All that took time. Now we were late. Guess what? Rookie bus driver! We got lost multiple times and people would go to the front of the bus and loud arguments ensued. Where was the GPS you many ask? He had one but he didn't know where the gas stations were that he was required to go to. And then there were those times we got lost due to road construction... We drove the bus onto 2 ferries to cross from Germany to Denmark and Denmark to Sweden. Skipping a few rest stops we made it on time to Stockholm the next afternoon in time to catch the 16 hour overnight Ferry to Helsinki.

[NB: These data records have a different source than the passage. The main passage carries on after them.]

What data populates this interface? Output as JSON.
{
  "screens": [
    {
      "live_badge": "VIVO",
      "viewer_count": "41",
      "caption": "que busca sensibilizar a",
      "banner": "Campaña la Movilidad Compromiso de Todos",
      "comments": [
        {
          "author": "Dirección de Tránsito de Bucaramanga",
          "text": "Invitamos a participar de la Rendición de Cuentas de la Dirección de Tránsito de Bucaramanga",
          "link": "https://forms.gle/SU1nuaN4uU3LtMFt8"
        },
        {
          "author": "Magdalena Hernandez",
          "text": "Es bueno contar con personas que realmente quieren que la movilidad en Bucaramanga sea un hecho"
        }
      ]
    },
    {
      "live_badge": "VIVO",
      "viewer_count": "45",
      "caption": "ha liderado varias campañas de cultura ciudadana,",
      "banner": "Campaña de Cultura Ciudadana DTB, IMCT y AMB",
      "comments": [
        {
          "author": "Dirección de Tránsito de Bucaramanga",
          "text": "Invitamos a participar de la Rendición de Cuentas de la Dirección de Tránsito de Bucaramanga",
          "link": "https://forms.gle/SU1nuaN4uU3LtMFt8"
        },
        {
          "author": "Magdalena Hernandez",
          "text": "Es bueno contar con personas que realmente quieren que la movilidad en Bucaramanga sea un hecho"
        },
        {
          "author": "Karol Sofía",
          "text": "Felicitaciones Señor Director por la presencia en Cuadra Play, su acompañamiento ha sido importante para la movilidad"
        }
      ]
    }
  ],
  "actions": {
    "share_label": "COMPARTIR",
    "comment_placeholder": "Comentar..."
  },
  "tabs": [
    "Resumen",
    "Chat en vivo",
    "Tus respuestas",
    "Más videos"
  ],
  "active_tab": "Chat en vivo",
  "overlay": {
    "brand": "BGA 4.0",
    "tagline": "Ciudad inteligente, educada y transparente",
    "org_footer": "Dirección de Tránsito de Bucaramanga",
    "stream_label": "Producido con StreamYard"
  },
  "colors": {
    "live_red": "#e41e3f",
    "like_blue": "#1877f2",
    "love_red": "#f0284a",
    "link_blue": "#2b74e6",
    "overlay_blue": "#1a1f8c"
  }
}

The ferries are hug cities. There are shops and shows, restaurants and bars, pool, nightclub, and even a barber. I took a bed in a dorm room for $40. I have actually taken this ferry before. I really enjoy the view because the boat winds through hundreds of islands, many of which have little summer cabins on them. For a picture of what I am talking about check out this old blog post of mine: http://mikerwallace.travellerspoint.com/18/
Here is my artsy shot from the ferry:
FINALLY IN FINLAND!!! 24 bus hours, 16 ferry hours and 6 days late I arrived in Finland! My lovely girlfriend Sanna picked my up and it was time to start living in the country of a thousand lakes (187,888 to be exact)!
Where is my bike?
Why don't I see any ash in the sky?